Chakraborty states that quite too often Indian audience is subjected to a worldview that is by design antithetical to the idea of our Indic roots. On choosing historical fiction as a genre, Chakraborty said, “History gives us perspective to understand our present and plan our future, and fiction because I believe in the power of mass culture to disseminate ideas at a grassroots level. I do not aim for a retelling of history, rather I am interested in spreading certain ideas using the canvas of the past that should hopefully nudge the reader to look at the world around him/her through a fresh lens.”
Chakraborty took almost a decade to write Sutradhar. “Writing this book has been a long journey full of painful self doubt and lengthy bouts of inactivity interspersed in between. Yet, it has been one of the most memorable experiences of my life,” he says. Last year, he finally took a break from his full-time corporate job to focus on writing before going back into corporate world. “I must thank Hari Kiran Sir and the Indic Academy who has given me such incredible support, and without whom this publication would not have been possible. A great reward for me is coming in contact with the brilliant minds who are a part of the Indic Academy, and experience first hand the intellectual heft that is serving the Indic cause,” Chakraborty says.
About Sutradhar by Ratul Chakraborty
Sutradhar is a collection of stories set across the arc of Indian history. Each of these tales is a dramatized reinterpretation of events, myths and legends associated with individual time periods. The stories are written from an authentic emic perspective, exploring various worldviews, sociological schema and philosophical approaches within the context of the narrative.
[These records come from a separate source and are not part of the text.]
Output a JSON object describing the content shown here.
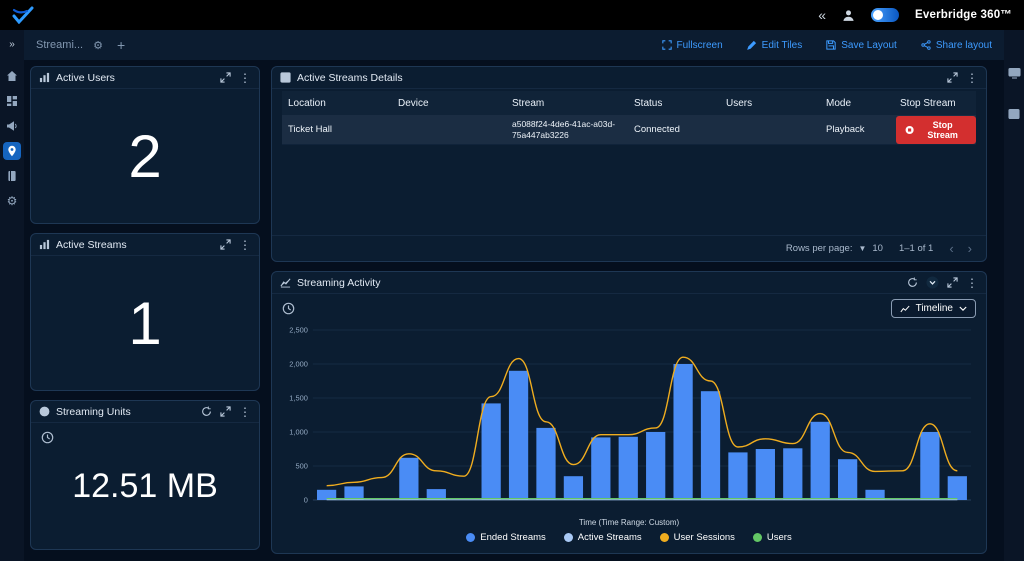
{
  "colors": {
    "accent": "#3d9bff",
    "danger": "#d32f2f",
    "nav_active": "#1565c0"
  },
  "topbar": {
    "brand": "Everbridge 360™"
  },
  "tabs_bar": {
    "active_tab": "Streami...",
    "add_tab": "+",
    "actions": {
      "fullscreen": "Fullscreen",
      "edit_tiles": "Edit Tiles",
      "save_layout": "Save Layout",
      "share_layout": "Share layout"
    }
  },
  "tiles": {
    "active_users": {
      "title": "Active Users",
      "value": "2"
    },
    "active_streams": {
      "title": "Active Streams",
      "value": "1"
    },
    "streaming_units": {
      "title": "Streaming Units",
      "value": "12.51 MB"
    },
    "details": {
      "title": "Active Streams Details",
      "columns": [
        "Location",
        "Device",
        "Stream",
        "Status",
        "Users",
        "Mode",
        "Stop Stream"
      ],
      "rows": [
        {
          "location": "Ticket Hall",
          "device_redacted": true,
          "stream": "a5088f24-4de6-41ac-a03d-75a447ab3226",
          "status": "Connected",
          "users_redacted": true,
          "mode": "Playback",
          "stop_label": "Stop Stream"
        }
      ],
      "footer": {
        "rows_per_page_label": "Rows per page:",
        "rows_per_page_value": "10",
        "range_label": "1–1 of 1"
      }
    },
    "activity": {
      "title": "Streaming Activity",
      "timeline_label": "Timeline",
      "chart_data": {
        "type": "bar+line",
        "title": "Streaming Activity",
        "xlabel": "Time (Time Range: Custom)",
        "ylabel": "",
        "ylim": [
          0,
          2500
        ],
        "yticks": [
          0,
          500,
          1000,
          1500,
          2000,
          2500
        ],
        "x_tick_labels_visible": false,
        "points": 24,
        "legend_position": "bottom",
        "series": [
          {
            "name": "Ended Streams",
            "type": "bar",
            "color": "#4a8cf5",
            "values": [
              150,
              200,
              0,
              620,
              160,
              0,
              1420,
              1900,
              1060,
              350,
              920,
              930,
              1000,
              2000,
              1600,
              700,
              750,
              760,
              1150,
              600,
              150,
              0,
              1000,
              350
            ]
          },
          {
            "name": "Active Streams",
            "type": "line",
            "color": "#a9c9f5",
            "width": 1,
            "values": [
              5,
              5,
              5,
              5,
              5,
              5,
              5,
              5,
              5,
              5,
              5,
              5,
              5,
              5,
              5,
              5,
              5,
              5,
              5,
              5,
              5,
              5,
              5,
              5
            ]
          },
          {
            "name": "User Sessions",
            "type": "line",
            "color": "#f0ad1f",
            "width": 1.4,
            "values": [
              210,
              260,
              330,
              680,
              430,
              350,
              1520,
              2080,
              1150,
              520,
              960,
              960,
              1060,
              2100,
              1750,
              780,
              900,
              830,
              1270,
              700,
              420,
              430,
              1120,
              430
            ]
          },
          {
            "name": "Users",
            "type": "line",
            "color": "#63c765",
            "width": 1.2,
            "values": [
              20,
              20,
              20,
              20,
              20,
              20,
              20,
              20,
              20,
              20,
              20,
              20,
              20,
              20,
              20,
              20,
              20,
              20,
              20,
              20,
              20,
              20,
              20,
              20
            ]
          }
        ]
      }
    }
  }
}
The seven accounts that form the collection span multiple genres, from historical fantasy to cosmic horror, and are often tinged with dark, sometimes absurdist undertones.
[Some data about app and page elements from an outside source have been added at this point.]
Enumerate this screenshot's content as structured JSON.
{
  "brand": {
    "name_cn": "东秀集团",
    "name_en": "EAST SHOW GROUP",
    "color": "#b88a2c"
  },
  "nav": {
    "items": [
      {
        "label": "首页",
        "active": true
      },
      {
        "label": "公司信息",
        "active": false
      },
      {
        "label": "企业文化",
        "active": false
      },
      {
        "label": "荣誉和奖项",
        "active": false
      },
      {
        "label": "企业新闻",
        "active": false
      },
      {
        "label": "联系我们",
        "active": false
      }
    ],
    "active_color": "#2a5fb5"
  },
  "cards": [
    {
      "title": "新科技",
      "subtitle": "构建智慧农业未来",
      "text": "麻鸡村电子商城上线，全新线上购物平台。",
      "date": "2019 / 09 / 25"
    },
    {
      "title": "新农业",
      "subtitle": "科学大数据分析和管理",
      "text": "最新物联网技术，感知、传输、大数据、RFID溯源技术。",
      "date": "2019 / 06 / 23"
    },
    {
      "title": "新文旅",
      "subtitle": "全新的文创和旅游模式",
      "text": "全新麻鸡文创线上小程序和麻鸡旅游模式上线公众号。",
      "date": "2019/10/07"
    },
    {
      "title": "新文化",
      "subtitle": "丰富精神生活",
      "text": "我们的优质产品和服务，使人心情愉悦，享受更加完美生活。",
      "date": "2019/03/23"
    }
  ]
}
Newton’s First, set in the Sarasvati Civilization time period, deals with issues like the impact of loss of faith and civilizational responses to habitat changes. The second story, The Law, is about a faceoff between Alexander and Chanakya, and deals with topics like MatsyaNyaya and the price of power. In The Lament we meet an old Ashoka, and accompany him on his last journey. The longest story of the collection is A Mirror for the Ants, a story that starts out with an Asterix trope but in which a rabid Aurangzeb gets a payback in a manner that can only be called Indic-Cosmic-Horror. A One Penny Tune is a story set in the devastated rural Bengal during the Great Famine, and primarily deals with the question of arrival of modernity. The shortest story in the collection is The Offering, which is set in the British era, and is all about the power of seeking refuge in faith. The final story, The Path of a Coward plays out in the violent hellscape of the partition era, and is a personal exploration of responses to Jihad.